There have been multiple challenges to launching a business in Nigeria, not the least of which involve staffing. How do you find the right people for the right jobs? How can you be assured they are competent and trustworthy? Those are the key questions I have faced while co-founding three social ventures — eHealth Africa (in 2010), EHA Clinics (in 2018) and eha Impact Ventures (in January 2021).

The latter venture involves a commitment to building the nation’s impact investing ecosystem, with a particular emphasis on supporting female-owned small and medium-sized enterprises. As with the first two companies I co-founded, there are also challenges revolving around infrastructure, security and corruption. But human resources is an enormous piece of the puzzle, to be sure.

A piece in The Guardian offered six crucial steps to hiring the right people:

  • Establishing a clear vision: As a business leader, it is incumbent upon you to define the direction of your business. Your recruiting policies should be clear, your culture entrenched and the staffing budget adequate to attract the kind of talent that is needed to propel your business forward.
  • Seek agile, forward-thinking staffers: The business world, like the world at large, is forever changing, especially when it comes to technology. That being the case, it is vital to bring aboard employees who can adapt with the times, thereby ensuring that your company remains relevant for the long haul.
  • Make your expectations clear: Spell things out for potential hires. Make sure they understand, whether through your announcement or face-to-face interactions, exactly what you want from them. In addition, make clear who will be on their team, who they will be reporting to, etc. Leaving anything to chance results in guesswork and inefficiency.
  • Put candidates to the test: It is one thing to read a resume, quite another to have an understanding of how a potential employee might react to a real-life situation. As a result, it is not unreasonable to ask hypothetical questions about how a candidate might handle day-to-day challenges.
  • Value soft skills: Emotional intelligence — possessing traits like self-awareness, self-management, social awareness and relationship management — is invaluable in this day and age, as it makes for better teammates, better problem-solvers, better communicators and, ultimately, better companies.
  • Spell out salary, benefits, etc.: That means not only coming to an agreement on all those issues, but making clear what deductions will be made from any given paycheck, and how great those deductions might be. The fewer surprises there are, the less disillusionment there will be.

Even given all that, there are times when a business leader has to rely on his or her gut.

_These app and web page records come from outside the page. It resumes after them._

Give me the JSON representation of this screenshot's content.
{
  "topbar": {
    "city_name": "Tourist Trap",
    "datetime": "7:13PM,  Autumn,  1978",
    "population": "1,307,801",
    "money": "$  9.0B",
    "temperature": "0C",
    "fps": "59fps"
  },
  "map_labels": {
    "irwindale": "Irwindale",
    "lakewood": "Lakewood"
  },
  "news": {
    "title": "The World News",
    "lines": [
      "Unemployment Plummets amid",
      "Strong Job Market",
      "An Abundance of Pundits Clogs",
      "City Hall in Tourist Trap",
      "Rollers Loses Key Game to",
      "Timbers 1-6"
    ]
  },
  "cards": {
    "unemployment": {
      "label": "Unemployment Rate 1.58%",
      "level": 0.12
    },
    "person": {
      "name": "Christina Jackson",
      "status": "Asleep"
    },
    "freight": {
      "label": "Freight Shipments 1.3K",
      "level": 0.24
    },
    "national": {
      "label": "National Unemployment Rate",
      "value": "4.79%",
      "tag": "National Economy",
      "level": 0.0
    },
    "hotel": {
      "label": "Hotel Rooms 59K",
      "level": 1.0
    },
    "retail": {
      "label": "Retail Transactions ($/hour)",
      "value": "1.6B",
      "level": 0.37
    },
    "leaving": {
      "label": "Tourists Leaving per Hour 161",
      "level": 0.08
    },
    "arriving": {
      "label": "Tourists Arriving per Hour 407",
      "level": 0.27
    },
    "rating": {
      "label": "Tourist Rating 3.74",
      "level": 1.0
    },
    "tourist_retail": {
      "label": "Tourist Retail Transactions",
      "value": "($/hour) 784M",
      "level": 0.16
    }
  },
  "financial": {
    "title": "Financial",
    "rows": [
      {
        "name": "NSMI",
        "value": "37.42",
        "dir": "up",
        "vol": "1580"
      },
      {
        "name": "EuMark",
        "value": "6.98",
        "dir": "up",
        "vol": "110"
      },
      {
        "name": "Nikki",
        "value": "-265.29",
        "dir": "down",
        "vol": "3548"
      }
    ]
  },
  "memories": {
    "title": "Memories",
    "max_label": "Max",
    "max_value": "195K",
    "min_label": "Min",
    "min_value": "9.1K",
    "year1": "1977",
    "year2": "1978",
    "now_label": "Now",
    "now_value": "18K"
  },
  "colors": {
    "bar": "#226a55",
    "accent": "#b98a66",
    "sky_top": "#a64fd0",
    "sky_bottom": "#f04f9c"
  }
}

I know I have done that during the hiring process, and it has served me well. I find myself looking at a potential hire and asking myself whether they will be dependable and trustworthy, and more often than not my instinct proves correct.

FBI agents actually have this down to a science, noting that certain gestures on the part of interview subjects can be signs of nervousness or deception. It is a matter of noticing what motions might be typical of a given person, then observing deviations. There are other telltale signs, like how someone talks or even walks.

If these things are valuable in solving a crime, they have no less value in fleshing out a staff. And obviously that has long-term ramifications, in terms of cohesion, collaboration and productivity.